Online fees for vehicle licensing introduces massive hidden tax hikes

Online transactions should be cheaper, not a hidden way for the state to raise revenue

18/02/2022 08:01:12

Online fees for vehicle licensing introduces massive hidden tax hikes


OUTA believes that the Road Traffic Management Corporation’s (RTMC) introduction of an online vehicle and driver’s licencing system is a welcome move into the digital age, however we cannot accept the massive increases in the cost slapped onto these services.

“Moving into the digital age and providing services through online portals is supposed to reduce the costs to customers, not increase them,” says Andrea van Heerden, OUTA Senior Legal Project Manager. “It’s all very well to say that you can now have your vehicle change of ownership done from the comfort of your home, but the cost of doing so has moved from around R150 to R530, plus another R99 courier fee, which is nothing but a rip-off and an unacceptable money-making scheme.”

Imagine the outrage if the banking industry told its customers that transacting online will cost them 300% more than the charges applied if they came into the bank for their services. This behaviour would generate customer outrage, as the efficiencies recovered by moving into a digital space would not be passed on to the customer. The question we have for the Minister of Transport is: “Why are you allowing the RTMC to introduce massive service fees which are essentially new ‘additional taxes’ to society, and passing these off as ‘convenience fees’?”

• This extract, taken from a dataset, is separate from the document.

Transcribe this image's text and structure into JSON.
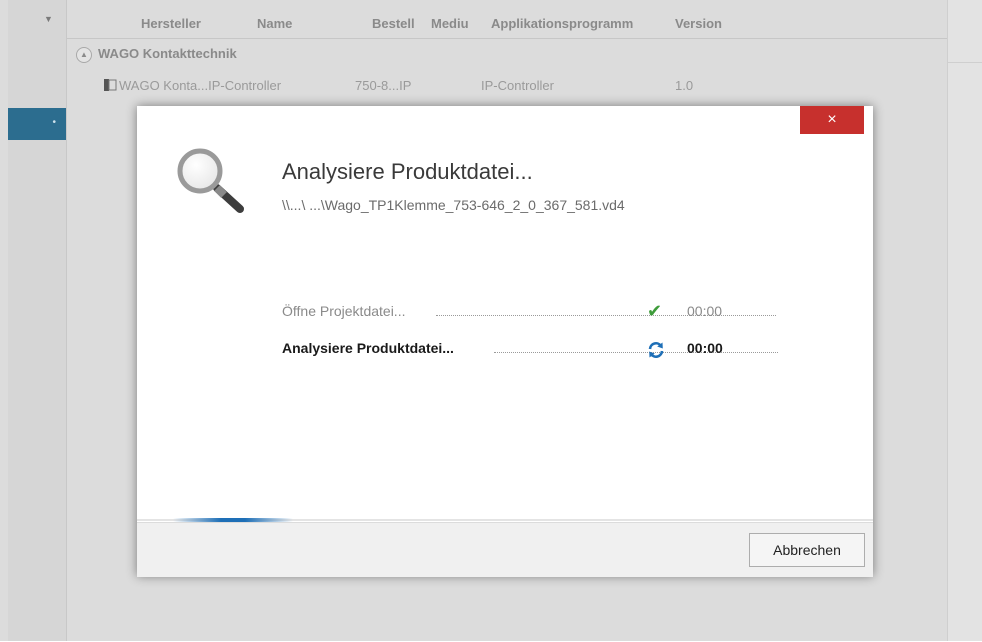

We see this abuse of power creeping into many government departments, where services that society once received free or at minimal cost are now being turned into profit centres. This is specifically the case with the RTMC, the Road Traffic Infringement Agency (RTIA), the Driving Licence Card Account (DCLA) and more.  When these entities start to generate excessive revenue streams, they find ways to spend this money. While he was the CEO of RTIA, Japh Chuwe was allowed to increase his salary from an already high R3.3 million a year to R10.8 million in one year. With massive increases in new revenue streams accruing to these state-owned entities, they find creative ways to spend this money, essentially becoming new breeding grounds for more corruption and maladministration. 

OUTA has objected to these new “administration” fees proposed by the Department of Transport in the notices gazetted last year. However, in the final version issued in January, the department simply reduced the fees slightly and forced these costs into the system, without any explanation as to why these additional fees should be applied in the first place. An online fee should not be higher than the fee charged at the offices; rather, the online fees should be substantially lower.

This action by the RTMC and the Department of Transport goes completely against the spirit of what President Ramaphosa said in his State of the Nation Address to South Africa last week about reducing regulatory burdens and red tape. 

“Moving into the digital age should not be disguised as making it easier for society to transact with the state and then slapping the public with service fee increases to the tune of 250% and more for this benefit.  This is nothing short of a gross abuse of power and must not be allowed to happen,” says Van Heerden.


Soundclip

A soundclip with comment by OUTA Senior Legal Project Manager Andrea van Heerden is here